This laboratory has previously reported that angiotensin II is a growth factor for human SH-SY5Y neuroblastoma cells, and that a variety of converting enzyme inhibitors and angiotensin II antagonists reduce thymidine incorporation into the DNA of these cells. In the present study, insulin, at 5 μg/mL, was found to stimulate thymidine incorporation in SH-SY5Y cells. The insulin effect was only partially inhibited by the converting enzyme inhibitors enalapril, quinapril, and quinaprilat, whereas it was markedly or totally blunted by the angiotensin II antagonists DuP753 and PD123177. In additional studies, IGF-1 (50 ng/mL) significantly stimulated thymidine incorporation into these cells in a fashion indistinguishable from that of insulin.

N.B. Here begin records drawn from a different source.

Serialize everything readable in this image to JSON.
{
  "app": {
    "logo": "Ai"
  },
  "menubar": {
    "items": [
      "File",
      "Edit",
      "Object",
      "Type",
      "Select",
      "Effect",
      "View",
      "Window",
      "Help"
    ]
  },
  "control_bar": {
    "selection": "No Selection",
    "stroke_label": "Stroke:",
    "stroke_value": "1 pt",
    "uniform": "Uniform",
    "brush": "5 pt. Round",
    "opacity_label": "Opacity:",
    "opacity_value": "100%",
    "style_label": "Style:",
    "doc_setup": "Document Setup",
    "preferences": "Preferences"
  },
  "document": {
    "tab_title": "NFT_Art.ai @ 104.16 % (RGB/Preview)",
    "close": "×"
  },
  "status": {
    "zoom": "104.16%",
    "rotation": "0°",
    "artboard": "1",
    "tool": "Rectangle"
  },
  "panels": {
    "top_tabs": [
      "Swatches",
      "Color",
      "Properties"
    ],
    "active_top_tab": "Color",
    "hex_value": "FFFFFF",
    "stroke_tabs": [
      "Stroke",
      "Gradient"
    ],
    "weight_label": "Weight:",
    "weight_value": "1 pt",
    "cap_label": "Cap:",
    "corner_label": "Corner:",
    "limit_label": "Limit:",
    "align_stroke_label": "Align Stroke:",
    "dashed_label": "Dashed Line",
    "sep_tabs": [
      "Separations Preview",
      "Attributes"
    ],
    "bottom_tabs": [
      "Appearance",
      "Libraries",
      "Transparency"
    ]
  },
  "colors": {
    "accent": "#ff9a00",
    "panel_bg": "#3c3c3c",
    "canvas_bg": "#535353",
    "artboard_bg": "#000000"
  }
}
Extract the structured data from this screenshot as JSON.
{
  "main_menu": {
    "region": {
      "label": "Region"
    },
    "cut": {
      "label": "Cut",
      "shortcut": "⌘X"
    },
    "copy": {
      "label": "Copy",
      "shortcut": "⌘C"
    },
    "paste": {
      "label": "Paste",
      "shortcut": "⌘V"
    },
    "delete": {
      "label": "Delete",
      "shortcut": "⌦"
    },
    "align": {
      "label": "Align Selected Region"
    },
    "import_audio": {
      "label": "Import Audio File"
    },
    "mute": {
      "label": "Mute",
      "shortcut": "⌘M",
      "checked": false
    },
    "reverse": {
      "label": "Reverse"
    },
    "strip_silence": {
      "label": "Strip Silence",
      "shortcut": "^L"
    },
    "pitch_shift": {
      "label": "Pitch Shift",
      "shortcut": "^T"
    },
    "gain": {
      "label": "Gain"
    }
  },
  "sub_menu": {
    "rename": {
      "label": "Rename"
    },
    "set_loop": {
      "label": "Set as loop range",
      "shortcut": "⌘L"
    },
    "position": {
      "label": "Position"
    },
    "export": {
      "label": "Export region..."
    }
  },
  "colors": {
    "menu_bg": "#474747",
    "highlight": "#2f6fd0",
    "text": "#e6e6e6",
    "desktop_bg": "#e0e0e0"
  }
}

Taken together, these studies are consistent with the suggestion that insulin at high concentrations and IGF at low concentrations enhance the proliferative response of these cells to angiotensin II. The differential effects of converting enzyme inhibition and angiotensin II antagonism on cell proliferation could be explained if converting enzyme inhibition results in low, but effective, levels of angiotensin II in the culture medium, whereas the angiotensin II antagonists effectively block angiotensin II at its receptor. Finally, in this system, both the AT1 receptor blocking agent DuP 753 and the AT2 receptor blocking agent PD123177 appear to be effective.